Paul) • South Dakota State University (Brookings) • Iowa State University (Ames) Southeast Dairy Foods Research Center • North Carolina State University (Raleigh) • Mississippi State University (Starkville) Western Dairy Center • Utah State University (Logan) Wisconsin Center for Dairy Research • University of Wisconsin – Madison Applications/technology development labs The dairy applications/technology development labs supported by DMI provide assistance in: • Prototype/concept development • Product and process troubleshooting • Product and process scale-up • Sensory evaluation Dairy Products Technology Center • California Polytechnic State University (San Luis Obispo) Dairy Technology and Innovations Laboratory • Utah State University (Logan) Institute for Dairy Ingredients Processing • South Dakota State University (Brookings) Sensory Applications Laboratory • North Carolina State University (Raleigh) Wisconsin Center for Dairy Research • University of Wisconsin – Madison 8 Low-Fat Cheese Research Low-fat Cheddar (continued from Page 3) Researchers also found that with increasing fat content, fat globules in the structure became larger and more irregular in shape.
“In full-fat cheese, fat functions by adding weak spots in the network structure, so that smaller, smoother particles are created during chewing,” Foegeding observes. “That allows a smooth, creamy texture to develop in the mouth. When fat is reduced beyond 50 percent, there are not enough weak spots in the structure to give the desired texture. This results in an overly firm, rubbery texture that requires more chews before swallowing.” With those findings in hand, researchers are exploring whether milk protein-based fat replacers can be added to give low-fat Cheddar the desired full-fat texture.
Adjusting the process Improvements in texture also may come from the cheesemaking process, according to Nana Farkye, Ph.D., professor of dairy science at California Polytechnic State University (San Luis Obispo) who is conducting research through the Dairy Products Technology Center. There are two basic approaches to improving texture. The first is to modify the process with methods such as pre-acidifying the cheesemilk, reducing the cooking temperature, changing the starter culture and including hydrocolloids.
The second approach is to make nonfat cheese curd using the modified methods and then blend it with aged full-fat cheese.
A key challenge is to blend the cheeses in a way that creates a product with a homogeneous appearance. After trying several approaches to blending, the researchers arrived at a wet blending process in which the cheeses are ground and mixed during manufacture and then pressed. The final product has a uniform appearance. “It also showed a significant reduction of cheese hardness as measured by Texture Profile Analysis,” Farkye reports. “Descriptive sensory analysis showed improved sensory attributes comparable with low-fat control cheese made without modifications of manufacturing protocols and to pilot-scale full-fat cheeses.” Researchers are still fine-tuning the formulation to determine the best stage at which to blend, and the optimum temperature and pH for blending.

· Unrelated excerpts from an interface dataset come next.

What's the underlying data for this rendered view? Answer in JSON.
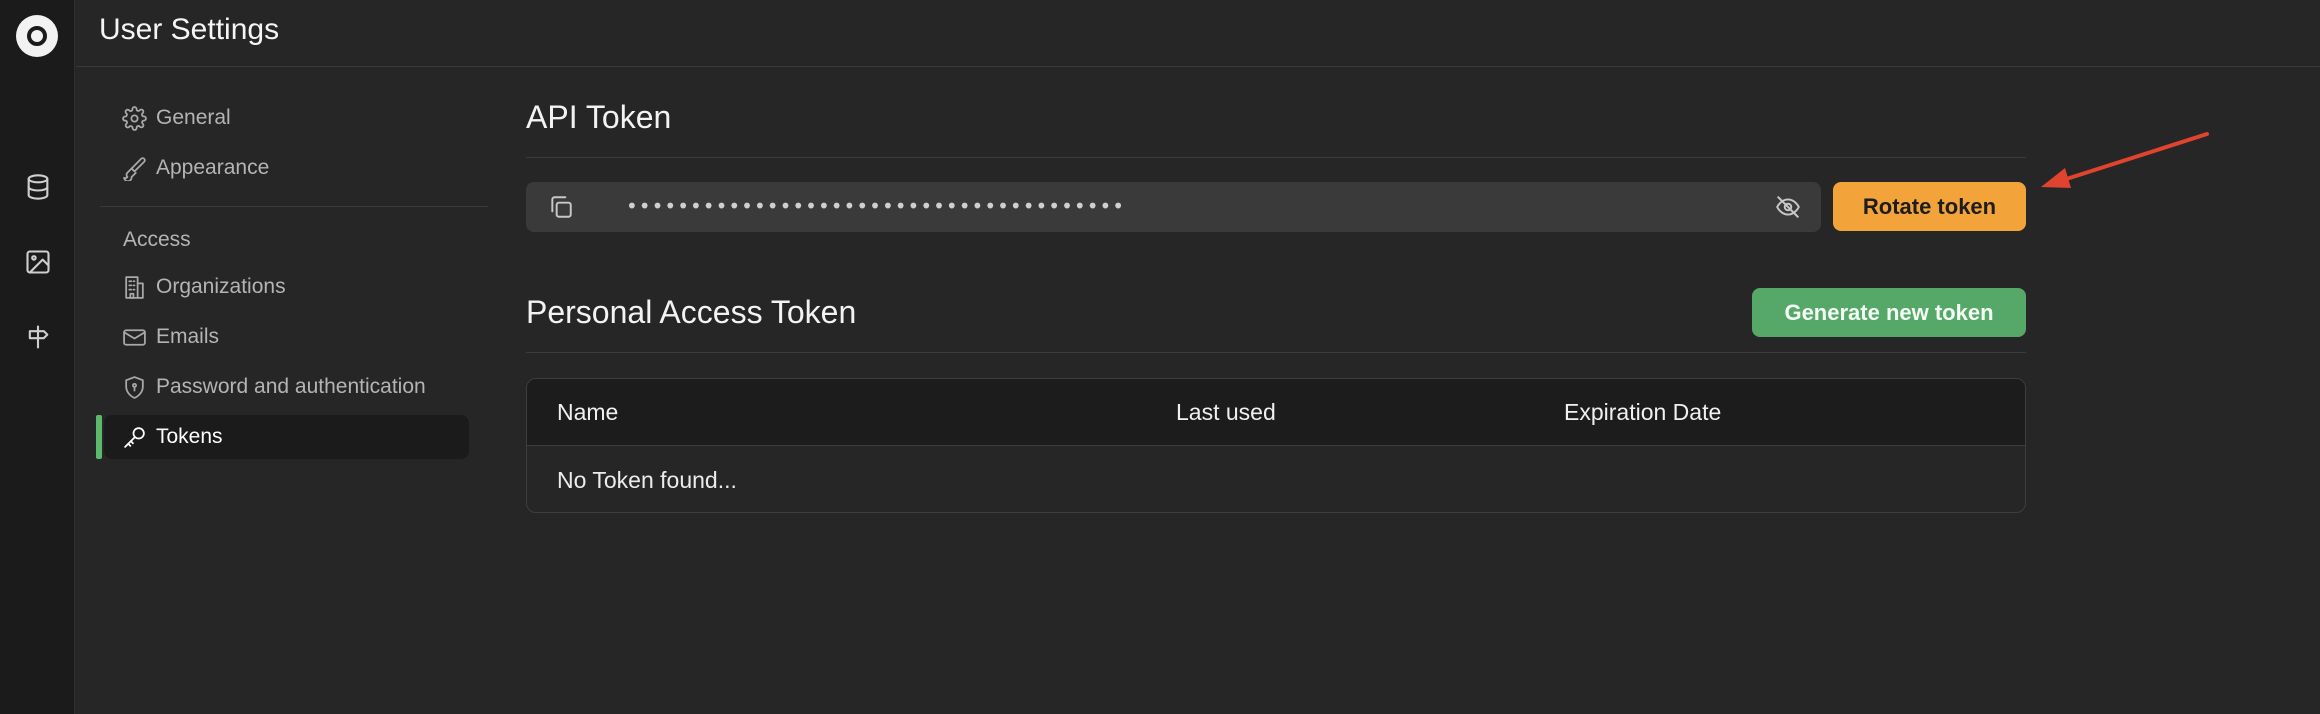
{
  "header": {
    "title": "User Settings"
  },
  "rail": {
    "icons": [
      "logo",
      "database-icon",
      "image-icon",
      "signpost-icon"
    ]
  },
  "nav": {
    "items_top": [
      {
        "label": "General",
        "icon": "gear-icon"
      },
      {
        "label": "Appearance",
        "icon": "brush-icon"
      }
    ],
    "section_label": "Access",
    "items_access": [
      {
        "label": "Organizations",
        "icon": "building-icon"
      },
      {
        "label": "Emails",
        "icon": "mail-icon"
      },
      {
        "label": "Password and authentication",
        "icon": "shield-icon"
      },
      {
        "label": "Tokens",
        "icon": "key-icon",
        "active": true
      }
    ]
  },
  "api_token": {
    "title": "API Token",
    "masked_value": "•••••••••••••••••••••••••••••••••••••••",
    "rotate_label": "Rotate token"
  },
  "personal_tokens": {
    "title": "Personal Access Token",
    "generate_label": "Generate new token",
    "columns": [
      "Name",
      "Last used",
      "Expiration Date"
    ],
    "empty_text": "No Token found..."
  },
  "colors": {
    "accent_active": "#5cb86a",
    "rotate_button": "#f2a33a",
    "generate_button": "#56a869",
    "annotation_arrow": "#e0432e"
  }
}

Cheddar’s low-fat future These developments in flavor, texture and processing represent reason for optimism about creating a marketable low-fat Cheddar cheese within two years.
Learn more about Dairy Management Inc.™ and the National Dairy Foods Research Center Program at www.innovatewithdairy.com. Research Centers (continued from Page 2) 10255 West Higgins Road, Suite 900, Rosemont, IL 60018-5616